  • R. Kelly – Pregnant [link]. The R doing what he does best — singing an absurd conceptual seduction record completely straight-faced. There will always be a large place in my heart for this kind of thing.

Anything I miss?

Xmas Mix 2009

December 13, 2009

Ok, it’s become practically a yearly tradition — though for how much longer? I guess there are literally thousands more holiday tunes to sift through, but returns diminish… Yet I hate to disappoint. Here’s this year’s Xmas mix: Enjoy & Happy Etc Etc!

Xmas Mix 2009 (MP3 ZIP)

1.Sun Ra – It’s Christmas Time
2. Alton Ellis – Christmas Coming
3. Corporal Blossom – White Christmas
4. Pet Shop Boys – All Over the World
5. Headlights – Kicker of Elves
6. Marvin Gaye – Purple Snowflakes
7. La Playa Sextet – Navidad Negra
8. Martin Mull – Santafly
9. Doctor Octoroc – Carol of the Belmonts
10. Aventura – Dame La Mano Paloma
11. Belton Richard – Please Come Home For Christmas
12. Quad City DJs – Whachugot4Xmas
13. Torres Brothers – Nutcracker Suite (Dance of the Funky DJs)
14. Barrington Levy – Flash Your Dread
15. Morphine – Sexy Christmas Baby Mine
16. Pierre Barouh – Ce Jour la…
17. Horace Andy – Christmas Time
18. Sonora Matancera – Rumba Navidad
19. The Enchanters – Mambo Santa Mambo
20. James Brown – Go Power at Christmas Time
21. Trinity – Silent Night (Version)
22. The Blue Hawaiians – We Four Kings
23. Michael Doucet – Auld Lang Syne
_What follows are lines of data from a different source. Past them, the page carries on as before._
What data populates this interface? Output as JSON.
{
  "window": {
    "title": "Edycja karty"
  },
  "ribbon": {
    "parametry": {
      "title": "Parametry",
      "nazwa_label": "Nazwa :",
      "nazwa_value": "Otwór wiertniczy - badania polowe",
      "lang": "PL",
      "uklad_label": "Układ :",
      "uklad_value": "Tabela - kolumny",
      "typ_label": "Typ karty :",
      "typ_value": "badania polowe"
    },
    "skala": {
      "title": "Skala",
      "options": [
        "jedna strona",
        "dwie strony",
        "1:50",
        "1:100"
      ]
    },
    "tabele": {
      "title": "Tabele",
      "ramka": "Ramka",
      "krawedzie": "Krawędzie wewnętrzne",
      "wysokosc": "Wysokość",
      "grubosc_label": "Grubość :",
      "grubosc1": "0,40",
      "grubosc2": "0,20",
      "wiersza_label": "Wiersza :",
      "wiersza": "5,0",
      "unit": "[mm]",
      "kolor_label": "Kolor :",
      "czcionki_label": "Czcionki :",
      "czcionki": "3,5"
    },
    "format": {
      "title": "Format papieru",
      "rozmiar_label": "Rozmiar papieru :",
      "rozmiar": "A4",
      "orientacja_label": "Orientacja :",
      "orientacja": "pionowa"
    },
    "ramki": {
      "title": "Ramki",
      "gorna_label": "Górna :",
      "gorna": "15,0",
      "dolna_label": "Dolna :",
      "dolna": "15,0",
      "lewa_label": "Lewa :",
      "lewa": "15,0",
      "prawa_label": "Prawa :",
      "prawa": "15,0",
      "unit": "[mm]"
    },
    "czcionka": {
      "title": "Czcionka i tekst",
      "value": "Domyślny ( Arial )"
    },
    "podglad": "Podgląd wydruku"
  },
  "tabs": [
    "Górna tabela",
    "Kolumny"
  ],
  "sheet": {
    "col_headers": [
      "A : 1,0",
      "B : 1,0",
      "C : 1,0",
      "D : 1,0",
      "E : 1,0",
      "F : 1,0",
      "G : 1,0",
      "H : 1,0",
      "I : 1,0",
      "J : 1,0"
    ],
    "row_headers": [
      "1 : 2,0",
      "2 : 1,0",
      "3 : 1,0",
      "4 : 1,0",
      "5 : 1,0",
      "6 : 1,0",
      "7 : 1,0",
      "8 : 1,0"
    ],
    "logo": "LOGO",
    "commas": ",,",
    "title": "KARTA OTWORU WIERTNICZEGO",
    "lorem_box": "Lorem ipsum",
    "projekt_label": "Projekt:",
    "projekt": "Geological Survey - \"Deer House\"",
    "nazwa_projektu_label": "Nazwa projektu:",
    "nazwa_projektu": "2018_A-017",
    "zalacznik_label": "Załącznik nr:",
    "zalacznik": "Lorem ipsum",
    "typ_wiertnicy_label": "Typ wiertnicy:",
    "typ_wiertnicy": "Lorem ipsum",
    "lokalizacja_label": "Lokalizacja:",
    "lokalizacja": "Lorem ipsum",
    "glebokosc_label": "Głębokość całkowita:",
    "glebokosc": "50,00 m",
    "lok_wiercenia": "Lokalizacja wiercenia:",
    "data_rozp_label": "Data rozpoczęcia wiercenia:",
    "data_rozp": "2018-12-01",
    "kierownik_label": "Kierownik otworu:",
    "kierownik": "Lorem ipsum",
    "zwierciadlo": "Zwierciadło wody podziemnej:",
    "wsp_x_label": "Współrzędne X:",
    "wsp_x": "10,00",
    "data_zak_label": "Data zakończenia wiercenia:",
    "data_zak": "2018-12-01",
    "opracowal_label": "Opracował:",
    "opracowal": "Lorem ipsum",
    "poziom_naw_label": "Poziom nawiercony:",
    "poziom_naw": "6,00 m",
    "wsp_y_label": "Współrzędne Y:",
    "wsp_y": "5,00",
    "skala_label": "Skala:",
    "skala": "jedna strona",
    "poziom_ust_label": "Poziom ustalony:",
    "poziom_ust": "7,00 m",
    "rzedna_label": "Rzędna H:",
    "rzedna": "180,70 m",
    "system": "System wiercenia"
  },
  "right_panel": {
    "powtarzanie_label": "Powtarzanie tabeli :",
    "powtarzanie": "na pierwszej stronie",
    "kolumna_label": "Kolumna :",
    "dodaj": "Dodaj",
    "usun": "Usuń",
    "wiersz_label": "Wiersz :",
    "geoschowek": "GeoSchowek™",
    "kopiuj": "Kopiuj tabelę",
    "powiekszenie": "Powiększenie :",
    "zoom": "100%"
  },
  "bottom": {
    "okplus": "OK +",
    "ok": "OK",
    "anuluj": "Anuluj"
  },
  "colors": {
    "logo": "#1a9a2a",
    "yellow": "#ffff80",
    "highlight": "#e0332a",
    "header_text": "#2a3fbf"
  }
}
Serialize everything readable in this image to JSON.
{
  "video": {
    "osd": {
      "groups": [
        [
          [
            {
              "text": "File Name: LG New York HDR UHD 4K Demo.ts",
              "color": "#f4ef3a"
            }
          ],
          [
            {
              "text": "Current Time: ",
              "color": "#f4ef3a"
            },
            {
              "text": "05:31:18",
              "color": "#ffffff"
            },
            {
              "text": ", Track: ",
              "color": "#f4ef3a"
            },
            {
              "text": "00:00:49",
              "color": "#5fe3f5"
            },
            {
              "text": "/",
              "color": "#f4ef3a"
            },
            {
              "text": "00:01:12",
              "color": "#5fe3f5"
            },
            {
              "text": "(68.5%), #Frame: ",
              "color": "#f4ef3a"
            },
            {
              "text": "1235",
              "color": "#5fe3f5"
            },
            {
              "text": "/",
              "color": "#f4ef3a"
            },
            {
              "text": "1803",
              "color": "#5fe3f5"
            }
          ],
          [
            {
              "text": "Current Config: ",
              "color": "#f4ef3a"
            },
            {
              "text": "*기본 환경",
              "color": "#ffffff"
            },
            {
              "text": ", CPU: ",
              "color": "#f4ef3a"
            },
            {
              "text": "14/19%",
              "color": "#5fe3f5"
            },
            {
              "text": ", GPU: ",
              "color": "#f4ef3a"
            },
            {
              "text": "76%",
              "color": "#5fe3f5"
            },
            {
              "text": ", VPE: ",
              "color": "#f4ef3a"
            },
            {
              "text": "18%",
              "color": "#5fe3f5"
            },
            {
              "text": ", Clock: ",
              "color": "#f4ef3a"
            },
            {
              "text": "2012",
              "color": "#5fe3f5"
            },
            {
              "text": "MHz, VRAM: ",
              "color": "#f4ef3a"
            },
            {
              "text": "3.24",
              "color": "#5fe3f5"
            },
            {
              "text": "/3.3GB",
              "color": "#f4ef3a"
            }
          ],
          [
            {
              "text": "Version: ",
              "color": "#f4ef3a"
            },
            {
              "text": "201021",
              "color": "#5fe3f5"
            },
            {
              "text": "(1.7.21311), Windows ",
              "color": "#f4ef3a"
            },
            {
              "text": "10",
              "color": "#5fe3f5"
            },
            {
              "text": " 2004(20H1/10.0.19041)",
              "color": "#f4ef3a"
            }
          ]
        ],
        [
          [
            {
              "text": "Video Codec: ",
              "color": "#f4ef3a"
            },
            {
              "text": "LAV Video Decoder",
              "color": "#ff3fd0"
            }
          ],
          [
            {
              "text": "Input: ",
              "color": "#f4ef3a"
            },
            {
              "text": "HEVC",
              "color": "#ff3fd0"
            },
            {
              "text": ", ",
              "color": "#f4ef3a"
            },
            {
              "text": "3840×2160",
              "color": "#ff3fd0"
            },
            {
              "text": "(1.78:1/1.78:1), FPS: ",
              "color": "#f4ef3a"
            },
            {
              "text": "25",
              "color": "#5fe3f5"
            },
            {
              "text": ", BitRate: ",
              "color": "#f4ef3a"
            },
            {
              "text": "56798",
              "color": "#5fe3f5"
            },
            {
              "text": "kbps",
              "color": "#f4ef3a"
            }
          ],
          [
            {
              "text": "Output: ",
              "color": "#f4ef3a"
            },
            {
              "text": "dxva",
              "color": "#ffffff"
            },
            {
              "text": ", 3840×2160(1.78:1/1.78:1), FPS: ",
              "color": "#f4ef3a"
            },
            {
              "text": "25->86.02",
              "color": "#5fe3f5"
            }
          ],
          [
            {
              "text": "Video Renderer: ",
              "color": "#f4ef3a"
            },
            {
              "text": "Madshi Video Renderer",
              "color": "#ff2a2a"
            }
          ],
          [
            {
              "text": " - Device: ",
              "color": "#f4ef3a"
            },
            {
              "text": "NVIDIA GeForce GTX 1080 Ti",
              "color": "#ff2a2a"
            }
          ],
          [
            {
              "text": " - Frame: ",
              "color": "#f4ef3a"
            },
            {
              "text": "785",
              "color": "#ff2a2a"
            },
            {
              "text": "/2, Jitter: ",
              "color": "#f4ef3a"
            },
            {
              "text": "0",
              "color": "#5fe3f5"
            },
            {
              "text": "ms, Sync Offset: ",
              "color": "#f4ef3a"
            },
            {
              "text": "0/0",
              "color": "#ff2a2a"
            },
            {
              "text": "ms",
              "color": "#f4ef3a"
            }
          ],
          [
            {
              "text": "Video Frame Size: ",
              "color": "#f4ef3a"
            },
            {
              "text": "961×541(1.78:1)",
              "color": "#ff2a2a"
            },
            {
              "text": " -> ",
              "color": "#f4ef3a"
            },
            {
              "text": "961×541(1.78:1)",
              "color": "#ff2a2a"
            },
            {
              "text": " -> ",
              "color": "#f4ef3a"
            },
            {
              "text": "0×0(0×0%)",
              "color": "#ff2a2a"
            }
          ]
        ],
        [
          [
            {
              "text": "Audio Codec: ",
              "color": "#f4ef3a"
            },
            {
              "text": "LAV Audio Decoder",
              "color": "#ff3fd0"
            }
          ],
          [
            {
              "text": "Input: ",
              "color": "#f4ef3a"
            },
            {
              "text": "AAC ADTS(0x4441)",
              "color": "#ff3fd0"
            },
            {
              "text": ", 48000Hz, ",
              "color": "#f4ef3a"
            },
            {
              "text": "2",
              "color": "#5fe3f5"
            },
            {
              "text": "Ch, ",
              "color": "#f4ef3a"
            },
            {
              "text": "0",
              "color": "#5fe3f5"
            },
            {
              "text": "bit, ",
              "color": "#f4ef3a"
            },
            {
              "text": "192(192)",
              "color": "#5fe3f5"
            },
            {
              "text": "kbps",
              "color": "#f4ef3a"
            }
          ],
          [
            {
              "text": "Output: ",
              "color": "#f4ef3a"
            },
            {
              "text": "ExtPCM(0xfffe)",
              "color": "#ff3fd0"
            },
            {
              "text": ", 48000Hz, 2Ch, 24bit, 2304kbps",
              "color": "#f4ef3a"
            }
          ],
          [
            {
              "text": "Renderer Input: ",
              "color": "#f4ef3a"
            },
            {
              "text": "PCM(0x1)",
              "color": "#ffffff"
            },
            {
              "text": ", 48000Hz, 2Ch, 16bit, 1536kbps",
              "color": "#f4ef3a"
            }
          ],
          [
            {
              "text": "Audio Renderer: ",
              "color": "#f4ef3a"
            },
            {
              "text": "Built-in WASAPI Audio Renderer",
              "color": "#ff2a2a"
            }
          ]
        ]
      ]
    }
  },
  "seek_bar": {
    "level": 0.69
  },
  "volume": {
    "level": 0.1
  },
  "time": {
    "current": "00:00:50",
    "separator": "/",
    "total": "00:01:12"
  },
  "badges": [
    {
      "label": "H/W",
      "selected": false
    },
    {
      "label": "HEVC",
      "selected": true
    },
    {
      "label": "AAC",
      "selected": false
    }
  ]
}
You can find the previous years’ mixes here: Xmas 2007 Xmas 2008

Merengue de Calle in Hipster Crosshairs

December 11, 2009

Maluca – El Tigeraso.

Tasteful cod-mambo produced by Diplo (or is that “with production by Diplo”? hmmm….) with equally tasteful video. Ahem. Most telling part: 2:00 in, a band of “ethnic” chicas (maybe actually Dominican?) acting the face for the white producer. I am not opposed to musicians from the core experimenting with musics from the periphery out of hand, but this isn’t really pushing things forward. Swap the typical merengue bass for a slightly acidic synth. Of course, the audience for this is likely one that doesn’t know or care much about the source material, which is often far more wildly experimental.

Christmas is coming, anyone feel like buying me a gift?